● **EXERCISE DIRECTIONS**: Only the lines with "thumb" in them need to be copied from the listing.

● **INFORMATION GIVEN**:
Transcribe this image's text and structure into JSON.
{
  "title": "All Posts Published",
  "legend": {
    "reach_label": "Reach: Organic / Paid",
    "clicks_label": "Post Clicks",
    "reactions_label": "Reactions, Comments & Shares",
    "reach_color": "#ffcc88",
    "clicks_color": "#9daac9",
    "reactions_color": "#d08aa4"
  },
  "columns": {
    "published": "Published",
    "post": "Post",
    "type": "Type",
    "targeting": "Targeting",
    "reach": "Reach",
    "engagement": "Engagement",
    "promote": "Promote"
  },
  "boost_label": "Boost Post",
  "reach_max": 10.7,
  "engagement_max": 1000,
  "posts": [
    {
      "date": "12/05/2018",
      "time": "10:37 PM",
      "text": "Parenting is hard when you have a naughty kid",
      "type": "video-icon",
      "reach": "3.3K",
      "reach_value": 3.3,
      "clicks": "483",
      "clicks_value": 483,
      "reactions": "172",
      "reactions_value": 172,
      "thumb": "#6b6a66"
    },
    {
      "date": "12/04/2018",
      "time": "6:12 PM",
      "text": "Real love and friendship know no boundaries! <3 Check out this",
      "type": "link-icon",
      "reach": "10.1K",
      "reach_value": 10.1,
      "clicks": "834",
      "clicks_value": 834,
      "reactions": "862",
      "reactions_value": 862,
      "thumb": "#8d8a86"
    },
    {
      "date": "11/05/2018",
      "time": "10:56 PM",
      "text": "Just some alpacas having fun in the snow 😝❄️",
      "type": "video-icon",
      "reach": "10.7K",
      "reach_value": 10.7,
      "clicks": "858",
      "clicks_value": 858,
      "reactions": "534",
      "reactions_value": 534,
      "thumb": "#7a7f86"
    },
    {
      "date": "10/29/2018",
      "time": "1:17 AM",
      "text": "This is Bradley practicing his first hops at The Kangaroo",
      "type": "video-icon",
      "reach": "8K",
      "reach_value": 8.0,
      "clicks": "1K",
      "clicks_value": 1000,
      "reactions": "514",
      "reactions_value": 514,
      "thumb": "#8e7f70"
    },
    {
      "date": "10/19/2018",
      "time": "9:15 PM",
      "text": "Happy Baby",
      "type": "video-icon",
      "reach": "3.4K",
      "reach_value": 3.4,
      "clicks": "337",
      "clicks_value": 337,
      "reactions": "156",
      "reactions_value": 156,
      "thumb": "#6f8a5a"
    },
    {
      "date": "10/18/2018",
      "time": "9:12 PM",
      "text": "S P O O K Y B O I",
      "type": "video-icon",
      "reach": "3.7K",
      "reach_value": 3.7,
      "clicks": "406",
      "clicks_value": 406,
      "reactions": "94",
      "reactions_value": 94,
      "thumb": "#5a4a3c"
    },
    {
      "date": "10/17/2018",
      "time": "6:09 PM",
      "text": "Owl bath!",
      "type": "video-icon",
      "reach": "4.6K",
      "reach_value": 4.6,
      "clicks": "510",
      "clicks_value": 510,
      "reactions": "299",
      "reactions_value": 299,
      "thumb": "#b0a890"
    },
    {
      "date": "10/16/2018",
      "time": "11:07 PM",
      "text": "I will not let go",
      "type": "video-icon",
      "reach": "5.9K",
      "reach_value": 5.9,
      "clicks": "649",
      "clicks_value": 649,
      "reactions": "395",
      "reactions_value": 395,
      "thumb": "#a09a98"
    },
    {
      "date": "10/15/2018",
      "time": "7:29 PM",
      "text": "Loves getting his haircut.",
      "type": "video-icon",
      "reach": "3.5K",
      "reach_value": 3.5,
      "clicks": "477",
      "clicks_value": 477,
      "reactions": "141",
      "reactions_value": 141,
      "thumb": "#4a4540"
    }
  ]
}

● **RESULT OF THIS EXERCISE**:
      "thumb": "#6b6a66"
      "thumb": "#8d8a86"
      "thumb": "#7a7f86"
      "thumb": "#8e7f70"
      "thumb": "#6f8a5a"
      "thumb": "#5a4a3c"
      "thumb": "#b0a890"
      "thumb": "#a09a98"
      "thumb": "#4a4540"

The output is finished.